Efficacy of infliximab for disc herniation-induced sciatica: one-year follow-up

Spine (Phila Pa 1976). 2004 Oct 1;29(19):2115-9. doi: 10.1097/01.brs.0000141179.58778.6c.


Study design: An open-label trial.

Objectives: To test the long-term efficacy of infliximab, a monoclonal antibody against tumor necrosis factor-alpha (TNF-alpha), in disc herniation-induced sciatica.

Summary of background data: Our recent trial indicated that a single infusion of 3 mg/weight-kg of infliximab produced a rapid curative effect in disc herniation-induced sciatica. Here, we describe the 1-year effect of a 3 mg/kg of infliximab in these 10 patients and our experience with a lower dose of 1 mg/kg of infliximab for the same indication in 2 additional patients.

Methods: Patients with severe sciatica were treated with a single infusion of infliximab, 3 mg/weight-kg in 10 patients and 1 mg/kg in 2 patients, intravenously over 2 hours. The outcomes (leg and back pain on a 100-mm visual scale, Oswestry disability, clinical signs) were assessed at 1 week, 2 weeks, 1 month, 3 months, 6 months, and 1 year after the infusion. The outcomes with 3 mg/kg of infliximab were compared to 62 patients who received periradicular saline for sciatica in a previous trial.
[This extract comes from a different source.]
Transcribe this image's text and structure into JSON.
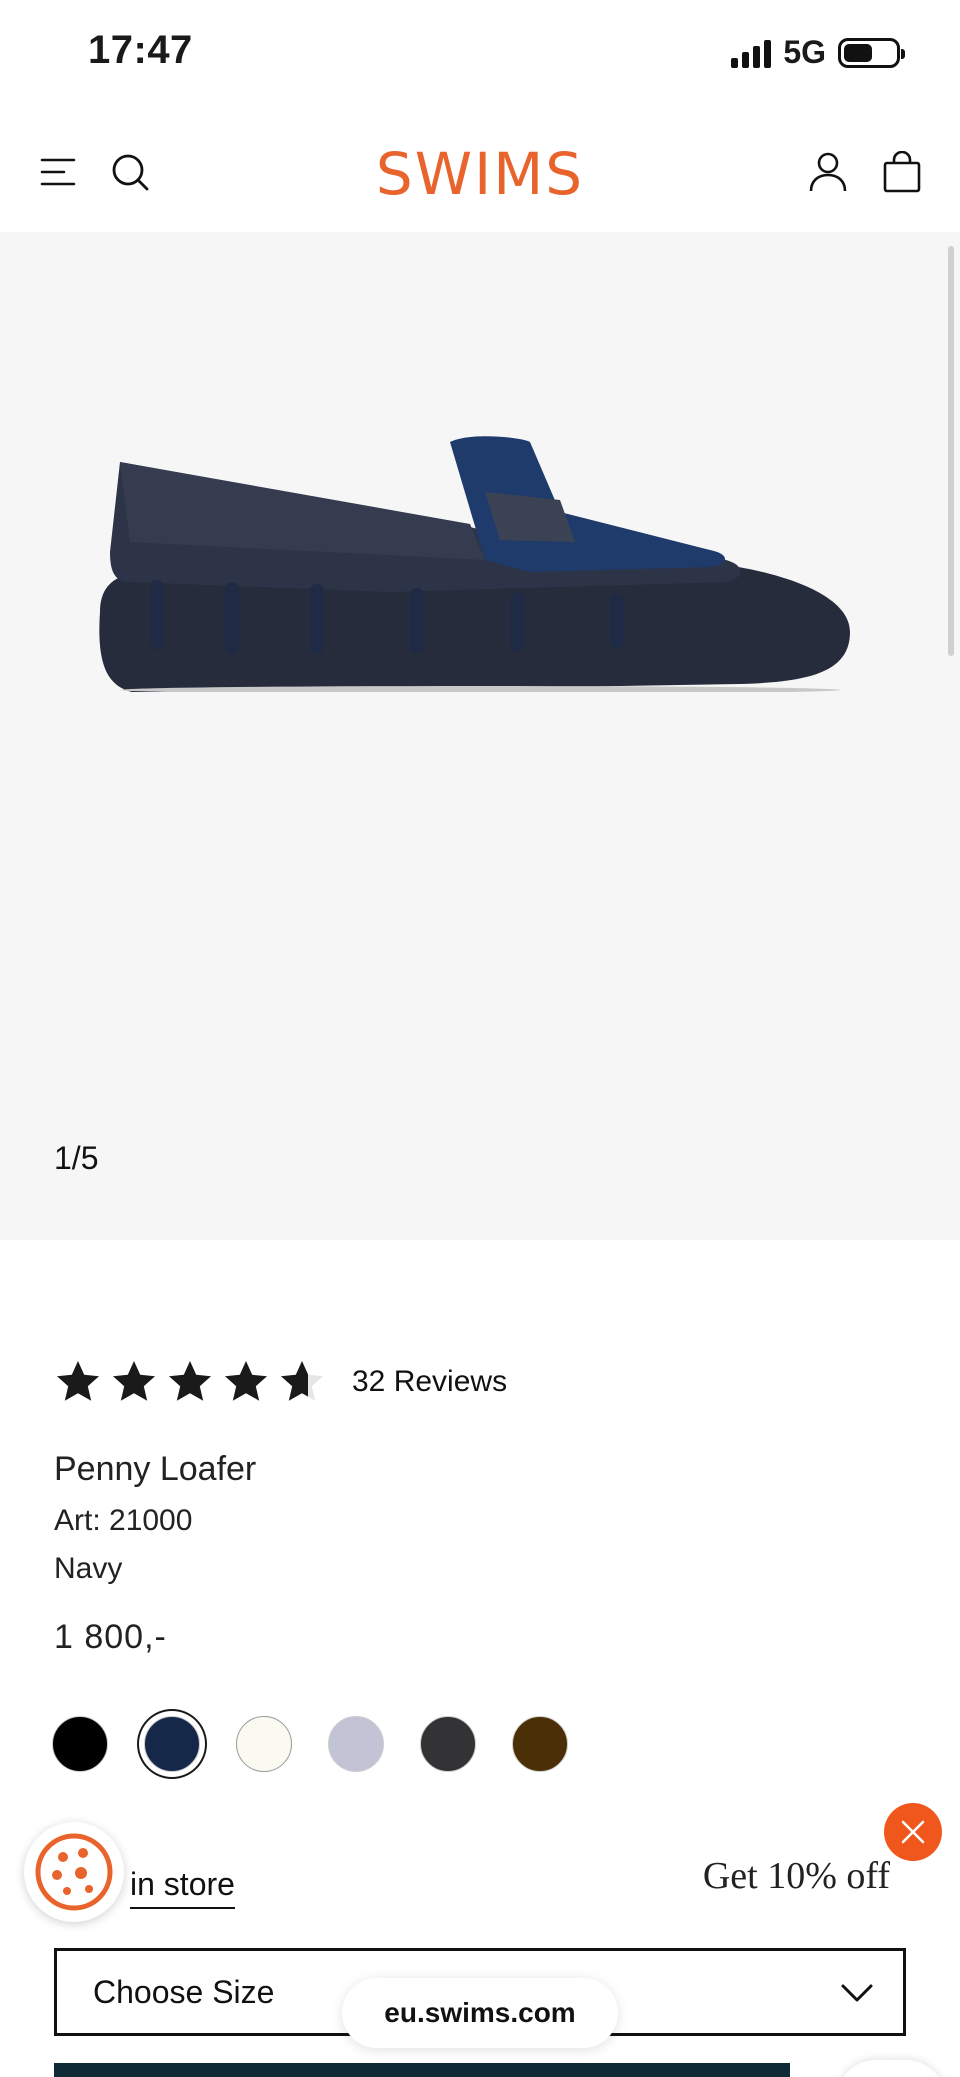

The resorption rate of disc herniations from baseline to 1 year was compared between infliximab and control groups.

Results: The response to 1 mg/kg of infliximab for leg pain was good only in 1 of the 2 patients treated, whereas the response to 3 mg/kg of infliximab for leg pain was sustained in most patients over the 1-year follow-up. The 1-year response significantly favored 3 mg/kg of infliximab over periradicular saline in leg pain (P = 0.005) and disability (P = 0.003). Neurologic abnormalities normalized more comprehensively in the infliximab group (P = 0.001). Reduction in disc herniation volume did not differ between the infliximab-treated patients and controls.

Conclusions: The results showed that the beneficial effect of a single infusion of 3 mg/kg of infliximab for herniation-induced sciatica is sustained in most patients over a 1-year follow-up period. Furthermore, infliximab does not seem to interfere with the spontaneous resorption of disc herniations.

Publication types

  • Clinical Trial
  • Comparative Study
  • Research Support, Non-U.S. Gov't

MeSH terms

  • Antibodies, Monoclonal / administration & dosage
  • Antibodies, Monoclonal / therapeutic use*
  • Drug Administration Schedule
  • Female
  • Follow-Up Studies
  • Humans
  • Infliximab
  • Infusions, Intravenous
  • Intervertebral Disc Displacement / complications*
  • Leg / pathology
  • Male
  • Pain / drug therapy
  • Pain / etiology
  • Sciatica / drug therapy*
  • Sciatica / etiology*
  • Time
  • Treatment Outcome
  • Tumor Necrosis Factor-alpha / immunology


  • Antibodies, Monoclonal
  • Tumor Necrosis Factor-alpha
  • Infliximab